Spanish Chinese (Simplified)

SARS-CoV-2, the virus causing the world’s biggest viral outbreak since SARS, is sparking fears that the world is about to be overrun by a massive epidemic. But with this fear comes a significant amount of misinformation. In this article, you’ll find three concrete facts about the virus that causes COVID-19. These facts range from potential mortality rates and why these estimates are likely untrue to what animal hosts this virus likely came from.

Two Facts You Need to Know About Coronavirus

Coronavirus has swept across much of China after first appearing in the Wuhan province, sparking fears that a massive epidemic is about to run rampant across the globe.

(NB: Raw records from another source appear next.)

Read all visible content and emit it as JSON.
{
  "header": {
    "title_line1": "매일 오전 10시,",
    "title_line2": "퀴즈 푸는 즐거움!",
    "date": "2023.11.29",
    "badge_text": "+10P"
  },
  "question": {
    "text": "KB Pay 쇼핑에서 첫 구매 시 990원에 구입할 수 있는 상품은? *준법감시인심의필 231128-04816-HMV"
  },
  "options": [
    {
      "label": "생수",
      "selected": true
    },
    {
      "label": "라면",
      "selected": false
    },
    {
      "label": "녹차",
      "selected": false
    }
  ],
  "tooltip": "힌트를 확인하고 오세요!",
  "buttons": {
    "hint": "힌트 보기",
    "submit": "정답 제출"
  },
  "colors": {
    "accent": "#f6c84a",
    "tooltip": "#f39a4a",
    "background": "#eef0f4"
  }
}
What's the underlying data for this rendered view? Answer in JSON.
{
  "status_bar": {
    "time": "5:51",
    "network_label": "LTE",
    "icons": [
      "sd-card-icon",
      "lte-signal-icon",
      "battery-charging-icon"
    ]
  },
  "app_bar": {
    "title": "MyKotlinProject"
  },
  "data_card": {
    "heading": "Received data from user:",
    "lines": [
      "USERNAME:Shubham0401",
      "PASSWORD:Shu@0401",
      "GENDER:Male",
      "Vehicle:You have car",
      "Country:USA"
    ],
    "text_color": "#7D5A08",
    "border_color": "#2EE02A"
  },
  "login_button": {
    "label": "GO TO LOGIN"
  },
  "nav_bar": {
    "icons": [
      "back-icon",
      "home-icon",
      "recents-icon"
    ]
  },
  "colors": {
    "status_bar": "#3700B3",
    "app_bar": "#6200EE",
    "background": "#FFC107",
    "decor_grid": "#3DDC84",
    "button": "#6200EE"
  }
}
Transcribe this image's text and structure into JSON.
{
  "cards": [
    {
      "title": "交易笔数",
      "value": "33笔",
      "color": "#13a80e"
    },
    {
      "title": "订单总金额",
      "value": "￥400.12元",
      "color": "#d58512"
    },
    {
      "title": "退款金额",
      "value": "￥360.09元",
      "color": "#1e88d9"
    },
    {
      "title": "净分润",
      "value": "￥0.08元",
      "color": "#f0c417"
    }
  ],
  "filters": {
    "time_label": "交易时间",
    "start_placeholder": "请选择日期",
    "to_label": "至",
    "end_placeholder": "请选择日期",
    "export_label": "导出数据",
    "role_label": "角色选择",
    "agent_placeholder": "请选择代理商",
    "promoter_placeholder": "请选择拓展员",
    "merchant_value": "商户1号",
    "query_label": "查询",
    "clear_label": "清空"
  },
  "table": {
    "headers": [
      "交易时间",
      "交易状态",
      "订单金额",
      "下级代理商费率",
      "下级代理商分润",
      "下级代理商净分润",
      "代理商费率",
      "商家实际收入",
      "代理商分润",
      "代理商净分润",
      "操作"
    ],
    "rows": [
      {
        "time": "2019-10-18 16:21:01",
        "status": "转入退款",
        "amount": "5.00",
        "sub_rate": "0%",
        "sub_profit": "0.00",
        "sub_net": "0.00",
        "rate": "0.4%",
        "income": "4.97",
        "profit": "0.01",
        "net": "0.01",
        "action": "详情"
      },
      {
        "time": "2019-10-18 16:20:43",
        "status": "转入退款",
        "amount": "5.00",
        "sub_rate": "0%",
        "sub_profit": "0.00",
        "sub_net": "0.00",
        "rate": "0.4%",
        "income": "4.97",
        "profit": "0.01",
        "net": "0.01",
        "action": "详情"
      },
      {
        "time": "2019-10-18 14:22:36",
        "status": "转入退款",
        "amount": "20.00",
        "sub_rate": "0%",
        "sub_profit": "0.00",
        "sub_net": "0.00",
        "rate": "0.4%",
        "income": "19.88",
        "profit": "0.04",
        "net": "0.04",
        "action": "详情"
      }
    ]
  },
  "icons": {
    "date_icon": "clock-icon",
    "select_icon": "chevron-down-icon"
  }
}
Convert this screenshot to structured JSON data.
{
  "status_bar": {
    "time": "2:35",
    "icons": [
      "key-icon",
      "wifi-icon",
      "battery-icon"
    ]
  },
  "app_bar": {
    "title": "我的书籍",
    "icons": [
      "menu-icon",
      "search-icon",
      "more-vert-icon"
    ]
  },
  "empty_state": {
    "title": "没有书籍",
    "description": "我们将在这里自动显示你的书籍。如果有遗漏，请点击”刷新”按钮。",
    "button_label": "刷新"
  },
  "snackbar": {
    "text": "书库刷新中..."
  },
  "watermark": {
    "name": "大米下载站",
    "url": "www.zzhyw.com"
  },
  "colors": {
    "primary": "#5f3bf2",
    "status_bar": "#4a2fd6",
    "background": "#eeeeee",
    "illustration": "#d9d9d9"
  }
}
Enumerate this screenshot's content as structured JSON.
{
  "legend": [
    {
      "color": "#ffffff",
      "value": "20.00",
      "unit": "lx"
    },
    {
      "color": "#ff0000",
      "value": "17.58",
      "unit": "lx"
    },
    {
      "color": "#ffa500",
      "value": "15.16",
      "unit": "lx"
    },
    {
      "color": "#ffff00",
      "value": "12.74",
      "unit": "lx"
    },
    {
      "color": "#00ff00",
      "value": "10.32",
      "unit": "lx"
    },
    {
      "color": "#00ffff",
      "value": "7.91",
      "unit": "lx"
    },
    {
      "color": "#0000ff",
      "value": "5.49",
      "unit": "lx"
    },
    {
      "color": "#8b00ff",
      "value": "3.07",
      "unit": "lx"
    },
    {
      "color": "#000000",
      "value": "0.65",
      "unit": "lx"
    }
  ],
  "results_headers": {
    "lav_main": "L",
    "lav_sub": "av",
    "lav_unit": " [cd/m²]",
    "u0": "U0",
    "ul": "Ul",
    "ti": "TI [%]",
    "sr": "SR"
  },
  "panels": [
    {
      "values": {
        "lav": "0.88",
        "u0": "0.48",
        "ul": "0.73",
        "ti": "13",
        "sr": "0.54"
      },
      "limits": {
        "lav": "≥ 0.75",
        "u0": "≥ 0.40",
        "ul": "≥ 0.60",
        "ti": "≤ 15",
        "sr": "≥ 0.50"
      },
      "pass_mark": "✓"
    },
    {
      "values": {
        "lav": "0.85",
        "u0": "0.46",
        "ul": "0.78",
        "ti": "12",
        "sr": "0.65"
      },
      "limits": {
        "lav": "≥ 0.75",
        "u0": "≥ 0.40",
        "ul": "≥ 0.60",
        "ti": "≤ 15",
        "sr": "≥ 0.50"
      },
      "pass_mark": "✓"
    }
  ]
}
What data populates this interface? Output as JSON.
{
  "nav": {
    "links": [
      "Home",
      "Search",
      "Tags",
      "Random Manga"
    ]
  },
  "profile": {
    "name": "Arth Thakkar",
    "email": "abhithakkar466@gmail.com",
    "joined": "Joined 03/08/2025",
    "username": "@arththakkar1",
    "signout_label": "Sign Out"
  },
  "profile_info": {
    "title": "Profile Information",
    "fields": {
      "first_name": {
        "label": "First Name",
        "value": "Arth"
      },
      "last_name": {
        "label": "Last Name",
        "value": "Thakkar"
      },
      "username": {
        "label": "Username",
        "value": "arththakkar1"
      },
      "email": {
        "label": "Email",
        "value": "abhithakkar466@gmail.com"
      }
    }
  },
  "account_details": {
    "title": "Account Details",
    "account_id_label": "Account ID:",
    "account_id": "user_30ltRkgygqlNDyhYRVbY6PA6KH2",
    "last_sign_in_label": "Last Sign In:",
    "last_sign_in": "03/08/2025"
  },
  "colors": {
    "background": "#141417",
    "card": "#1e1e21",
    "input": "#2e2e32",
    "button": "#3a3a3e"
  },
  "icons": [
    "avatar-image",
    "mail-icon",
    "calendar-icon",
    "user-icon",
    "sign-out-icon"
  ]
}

The disease, deemed COVID-19 by the epidemiologists working on stopping this epidemic from actually happening, is a lot like the flu but with some extra respiratory complications – symptoms include sneezing, coughing, and a fever. Unfortunately, there’s quite a bit of misinformation spreading about the coronavirus (which is officially titled SARS-CoV-2) as it becomes more widespread. Fear-mongering news reports and tweets abound, giving people a false sense of how dangerous the virus causing COVID-19 actually is. That’s why you’ll find three essential facts about SARS-CoV-2 in this article.

1. SARS-CoV-2 Likely Came From Animal Hosts

One of the biggest pieces of misinformation that you can find is that SARS-CoV-2 was a genetically engineered super-virus, created by malicious actors to spread around the world. That is legitimately impossible and is simply untrue because this coronavirus is closely related to multiple other coronaviruses that have been shown to jump from animals to humans and cause disease. In fact, Middle East respiratory syndrome (MERS) is caused by a virus that primarily is found in local dromedary camels that jumps to humans who spend lots of time near these camels. SARS-CoV-2 likely jumped from an animal reservoir host to humans in the open-air markets of Wuhan, where multiple animals like pigs, bats, and even koalas were concentrated in tiny spaces. These environments, combined with large volumes of people coming to purchase these animals, led to the perfect storm of the virus jumping to humans and spreading. However, it’s notoriously difficult to track exactly what host species a virus came from and whether that’s important for this virus. Instead, it’s important to know that human-caused living conditions for these animals likely caused this jump and not an effort to genetically engineer a new virus.

2. Transmission Modes Aren’t Fully Understood

Like most emerging diseases, a concrete understanding of how SARS-CoV-2 is transmitted from person to person isn’t totally understood yet. That’s why quarantine procedures are so strict across the world, from cruise ships locking down completely, to entire provinces of China not allowing individuals to enter or exit. However, researchers do know that close contact appears to be involved in transmission. Close contact suggests that the virus is likely contact-borne or spread through respiratory droplets (i.e., small particles from coughing or sneezing that can only travel small distances). It is unlikely that this virus is aerosolized beyond respiratory droplets, as transmission would be far more concentrated and widespread than it currently is.

Coronavirus is Unlikely to Kill You

Much like the flu, coronavirus appears to disproportionately impact the wellbeing of older individuals.

Related Posts